Fair enough, but even from a buddhist POV wouldn't a buddhist have to accept that this kind of view can actually make sense, from a logical/mathematical perspective, which I assume is the same kind of logic used by buddhists to accept basic buddhist tenets. The theory might well be wrong, but given that it's based on logic, doesn't it go to show that causation might not be universal after all?Malcolm wrote: Yes, I understand this is the theory — from a Buddhist point of view, it is wrong.
Oops sorry then I guess I just didn't understand. You're saying you're not talking about physical space, maybe that's the part that threw me. What kind of space then are you talking about?I told you already, space is everywhere. Matter obstructs, space does not.

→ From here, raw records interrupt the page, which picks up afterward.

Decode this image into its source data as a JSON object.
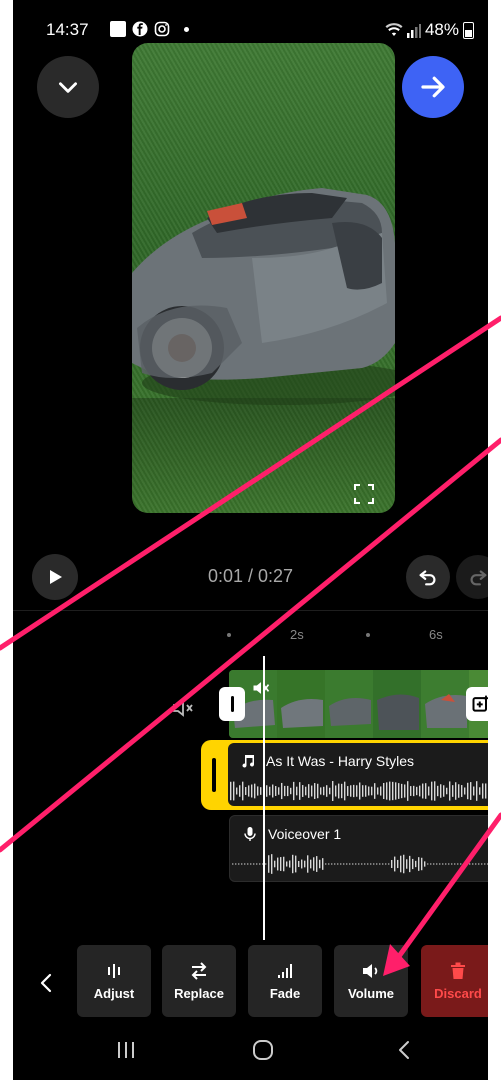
{
  "status_bar": {
    "time": "14:37",
    "battery_text": "48%",
    "icons": [
      "linkedin-icon",
      "facebook-icon",
      "instagram-icon",
      "notification-dot-icon",
      "wifi-icon",
      "signal-icon",
      "battery-icon"
    ]
  },
  "header": {
    "collapse_icon": "chevron-down-icon",
    "export_icon": "arrow-right-icon",
    "export_color": "#3e63f5"
  },
  "player": {
    "time_display": "0:01 / 0:27",
    "play_icon": "play-icon",
    "undo_icon": "undo-icon",
    "redo_icon": "redo-icon"
  },
  "timeline": {
    "ruler_labels": [
      "2s",
      "6s"
    ],
    "music_track": {
      "title": "As It Was - Harry Styles",
      "accent": "#ffd400"
    },
    "voiceover_track": {
      "title": "Voiceover 1"
    }
  },
  "toolbar": {
    "items": [
      {
        "label": "Adjust",
        "icon": "adjust-icon"
      },
      {
        "label": "Replace",
        "icon": "replace-icon"
      },
      {
        "label": "Fade",
        "icon": "fade-icon"
      },
      {
        "label": "Volume",
        "icon": "volume-icon"
      },
      {
        "label": "Discard",
        "icon": "trash-icon"
      }
    ],
    "discard_color": "#ff4a4a"
  },
  "annotation_color": "#ff1f6a"
}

I know that matter obstructs, space does not. But space can be obstructed by matter. In fact all the space we know about and commonly experience is obstructed by matter.
The earth is a specific object. Solidity is a concept that can describe many different things. I can touch something solid but i can't touch solidity... I can only ascribe it to other concrete objects such as earth.The earth is actually the characteristic of matter we call solidity, and so on.
So do you mean, maybe, space as a conceptual dimension? Just like time basically?Unconditioned space is not a characteristic of matter, but because of space, matter can form and perish.
I'm referring to the logic that leads you to say, for example, that it makes no sense to have a causeless cause, or that you can't be one thing and its opposite at the same time. The basic logic you have probably used to start out in buddhism deciding that it made more sense than other paths.Which logic are you referring to? Certainly not the logic of Aristotelian propositions and so forth.
BTW thanks for taking the time to reply. I realise you have nothing to gain from this and I'm the only one learning new stuff here.